### PROBLEM DESCRIPTION
In the listing below, how many lines contain the word "Users"? Please respond with the number only.

### RECORDS FOR THIS TASK
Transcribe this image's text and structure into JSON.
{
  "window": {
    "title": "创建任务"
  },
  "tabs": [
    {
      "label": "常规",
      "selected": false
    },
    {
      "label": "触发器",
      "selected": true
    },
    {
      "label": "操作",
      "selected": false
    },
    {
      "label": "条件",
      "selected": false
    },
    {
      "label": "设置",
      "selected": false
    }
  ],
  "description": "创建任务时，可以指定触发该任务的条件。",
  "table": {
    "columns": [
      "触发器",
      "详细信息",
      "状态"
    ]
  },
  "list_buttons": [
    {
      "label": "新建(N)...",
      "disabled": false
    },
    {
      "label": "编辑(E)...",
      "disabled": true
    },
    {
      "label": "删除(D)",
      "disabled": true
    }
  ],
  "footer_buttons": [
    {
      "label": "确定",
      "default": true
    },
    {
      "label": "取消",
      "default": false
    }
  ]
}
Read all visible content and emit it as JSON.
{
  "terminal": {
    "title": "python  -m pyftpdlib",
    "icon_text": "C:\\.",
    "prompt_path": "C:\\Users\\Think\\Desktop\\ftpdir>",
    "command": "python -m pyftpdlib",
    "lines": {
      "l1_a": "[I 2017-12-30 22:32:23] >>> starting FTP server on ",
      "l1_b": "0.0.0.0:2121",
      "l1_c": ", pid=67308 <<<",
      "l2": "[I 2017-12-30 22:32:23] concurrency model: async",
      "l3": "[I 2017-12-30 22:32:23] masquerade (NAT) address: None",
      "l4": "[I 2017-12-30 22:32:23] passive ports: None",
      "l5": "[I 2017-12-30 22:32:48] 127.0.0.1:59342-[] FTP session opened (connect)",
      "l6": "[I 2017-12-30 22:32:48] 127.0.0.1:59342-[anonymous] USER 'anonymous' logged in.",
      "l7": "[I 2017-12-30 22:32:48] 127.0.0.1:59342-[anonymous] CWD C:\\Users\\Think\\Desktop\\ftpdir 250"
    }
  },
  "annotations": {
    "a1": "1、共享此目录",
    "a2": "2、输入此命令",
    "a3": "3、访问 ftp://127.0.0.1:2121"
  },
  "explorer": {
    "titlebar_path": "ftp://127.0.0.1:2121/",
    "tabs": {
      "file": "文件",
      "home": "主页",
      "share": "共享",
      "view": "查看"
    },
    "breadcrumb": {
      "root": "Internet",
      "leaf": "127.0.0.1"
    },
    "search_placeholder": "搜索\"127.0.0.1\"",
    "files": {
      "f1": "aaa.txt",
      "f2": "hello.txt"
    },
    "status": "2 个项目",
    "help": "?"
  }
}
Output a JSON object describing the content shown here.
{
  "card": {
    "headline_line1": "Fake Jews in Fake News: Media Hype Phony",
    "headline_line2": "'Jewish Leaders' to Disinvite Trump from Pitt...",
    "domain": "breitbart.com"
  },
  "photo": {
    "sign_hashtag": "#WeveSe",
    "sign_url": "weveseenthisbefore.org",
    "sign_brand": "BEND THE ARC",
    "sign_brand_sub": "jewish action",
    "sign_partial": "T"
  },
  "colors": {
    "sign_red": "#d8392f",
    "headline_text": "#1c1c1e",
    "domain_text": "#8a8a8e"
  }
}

### EXERCISE RESPONSE
2